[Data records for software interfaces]
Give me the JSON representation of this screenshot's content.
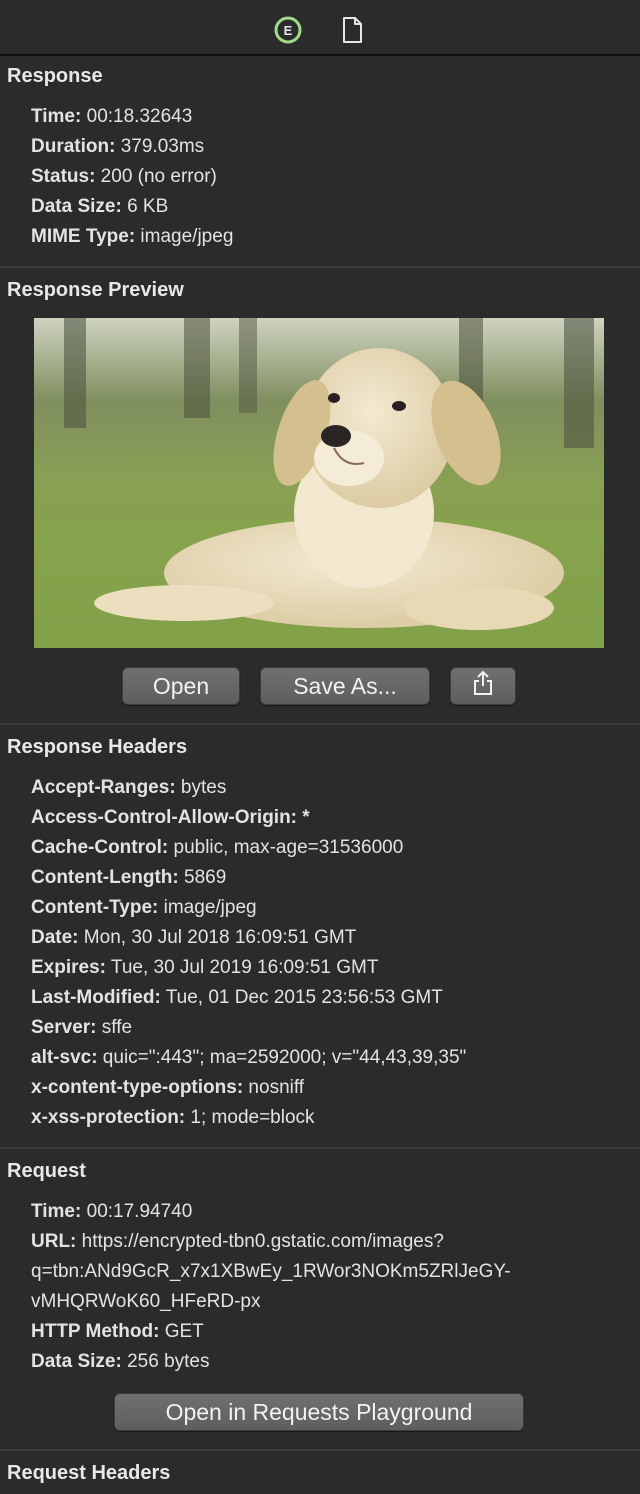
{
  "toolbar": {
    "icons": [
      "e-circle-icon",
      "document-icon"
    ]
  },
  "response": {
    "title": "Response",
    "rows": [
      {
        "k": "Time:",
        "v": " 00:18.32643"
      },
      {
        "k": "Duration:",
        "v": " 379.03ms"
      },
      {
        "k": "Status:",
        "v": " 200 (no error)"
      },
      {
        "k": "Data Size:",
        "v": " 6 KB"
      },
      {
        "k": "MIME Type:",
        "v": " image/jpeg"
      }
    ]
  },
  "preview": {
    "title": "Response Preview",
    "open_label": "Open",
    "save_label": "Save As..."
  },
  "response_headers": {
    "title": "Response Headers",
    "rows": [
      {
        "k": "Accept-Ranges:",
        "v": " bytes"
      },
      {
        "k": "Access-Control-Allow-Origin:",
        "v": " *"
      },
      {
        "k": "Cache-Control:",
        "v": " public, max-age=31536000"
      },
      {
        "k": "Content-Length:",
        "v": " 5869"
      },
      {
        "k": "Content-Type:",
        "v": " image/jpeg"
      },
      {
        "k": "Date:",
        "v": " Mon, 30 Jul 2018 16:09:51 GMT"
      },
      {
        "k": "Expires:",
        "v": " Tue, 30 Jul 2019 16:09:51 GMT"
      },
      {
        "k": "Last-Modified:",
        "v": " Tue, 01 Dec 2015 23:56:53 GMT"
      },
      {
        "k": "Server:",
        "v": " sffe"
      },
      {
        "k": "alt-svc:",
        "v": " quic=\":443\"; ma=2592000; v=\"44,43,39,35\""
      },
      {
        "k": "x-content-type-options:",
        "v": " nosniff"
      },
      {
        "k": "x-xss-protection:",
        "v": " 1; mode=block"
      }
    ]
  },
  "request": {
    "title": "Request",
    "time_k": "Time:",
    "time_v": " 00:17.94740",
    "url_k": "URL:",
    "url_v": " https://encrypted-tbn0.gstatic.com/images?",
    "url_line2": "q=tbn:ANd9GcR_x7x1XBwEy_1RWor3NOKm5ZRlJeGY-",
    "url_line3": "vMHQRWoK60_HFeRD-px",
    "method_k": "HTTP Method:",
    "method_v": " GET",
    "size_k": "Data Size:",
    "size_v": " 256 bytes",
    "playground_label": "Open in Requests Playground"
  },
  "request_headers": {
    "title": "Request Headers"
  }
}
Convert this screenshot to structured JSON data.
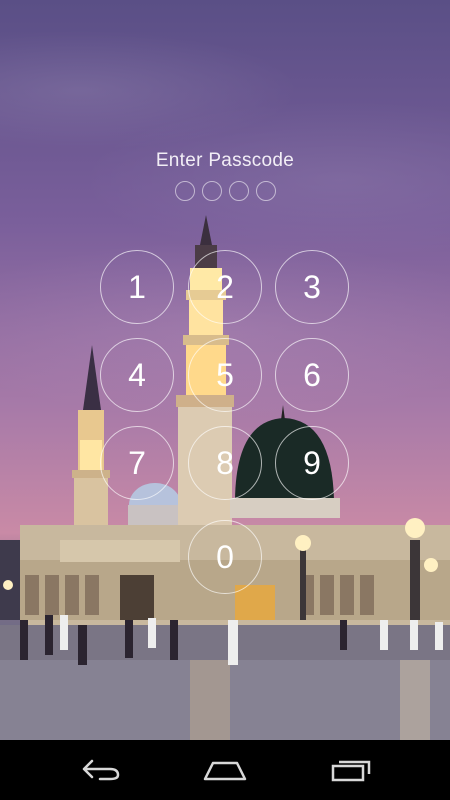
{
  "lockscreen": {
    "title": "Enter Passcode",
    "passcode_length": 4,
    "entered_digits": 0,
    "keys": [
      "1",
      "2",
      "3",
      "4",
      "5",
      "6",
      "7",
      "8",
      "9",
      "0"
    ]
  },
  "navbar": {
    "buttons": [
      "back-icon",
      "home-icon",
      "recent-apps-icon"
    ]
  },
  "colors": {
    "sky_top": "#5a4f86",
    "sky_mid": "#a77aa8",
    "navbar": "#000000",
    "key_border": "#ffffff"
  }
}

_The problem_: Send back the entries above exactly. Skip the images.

_Exercise result_:
Give me the JSON representation of this screenshot's content.
{
  "toolbar": {
    "icons": [
      "e-circle-icon",
      "document-icon"
    ]
  },
  "response": {
    "title": "Response",
    "rows": [
      {
        "k": "Time:",
        "v": " 00:18.32643"
      },
      {
        "k": "Duration:",
        "v": " 379.03ms"
      },
      {
        "k": "Status:",
        "v": " 200 (no error)"
      },
      {
        "k": "Data Size:",
        "v": " 6 KB"
      },
      {
        "k": "MIME Type:",
        "v": " image/jpeg"
      }
    ]
  },
  "preview": {
    "title": "Response Preview",
    "open_label": "Open",
    "save_label": "Save As..."
  },
  "response_headers": {
    "title": "Response Headers",
    "rows": [
      {
        "k": "Accept-Ranges:",
        "v": " bytes"
      },
      {
        "k": "Access-Control-Allow-Origin:",
        "v": " *"
      },
      {
        "k": "Cache-Control:",
        "v": " public, max-age=31536000"
      },
      {
        "k": "Content-Length:",
        "v": " 5869"
      },
      {
        "k": "Content-Type:",
        "v": " image/jpeg"
      },
      {
        "k": "Date:",
        "v": " Mon, 30 Jul 2018 16:09:51 GMT"
      },
      {
        "k": "Expires:",
        "v": " Tue, 30 Jul 2019 16:09:51 GMT"
      },
      {
        "k": "Last-Modified:",
        "v": " Tue, 01 Dec 2015 23:56:53 GMT"
      },
      {
        "k": "Server:",
        "v": " sffe"
      },
      {
        "k": "alt-svc:",
        "v": " quic=\":443\"; ma=2592000; v=\"44,43,39,35\""
      },
      {
        "k": "x-content-type-options:",
        "v": " nosniff"
      },
      {
        "k": "x-xss-protection:",
        "v": " 1; mode=block"
      }
    ]
  },
  "request": {
    "title": "Request",
    "time_k": "Time:",
    "time_v": " 00:17.94740",
    "url_k": "URL:",
    "url_v": " https://encrypted-tbn0.gstatic.com/images?",
    "url_line2": "q=tbn:ANd9GcR_x7x1XBwEy_1RWor3NOKm5ZRlJeGY-",
    "url_line3": "vMHQRWoK60_HFeRD-px",
    "method_k": "HTTP Method:",
    "method_v": " GET",
    "size_k": "Data Size:",
    "size_v": " 256 bytes",
    "playground_label": "Open in Requests Playground"
  },
  "request_headers": {
    "title": "Request Headers"
  }
}
Convert this screenshot to structured JSON data.
{
  "lockscreen": {
    "title": "Enter Passcode",
    "passcode_length": 4,
    "entered_digits": 0,
    "keys": [
      "1",
      "2",
      "3",
      "4",
      "5",
      "6",
      "7",
      "8",
      "9",
      "0"
    ]
  },
  "navbar": {
    "buttons": [
      "back-icon",
      "home-icon",
      "recent-apps-icon"
    ]
  },
  "colors": {
    "sky_top": "#5a4f86",
    "sky_mid": "#a77aa8",
    "navbar": "#000000",
    "key_border": "#ffffff"
  }
}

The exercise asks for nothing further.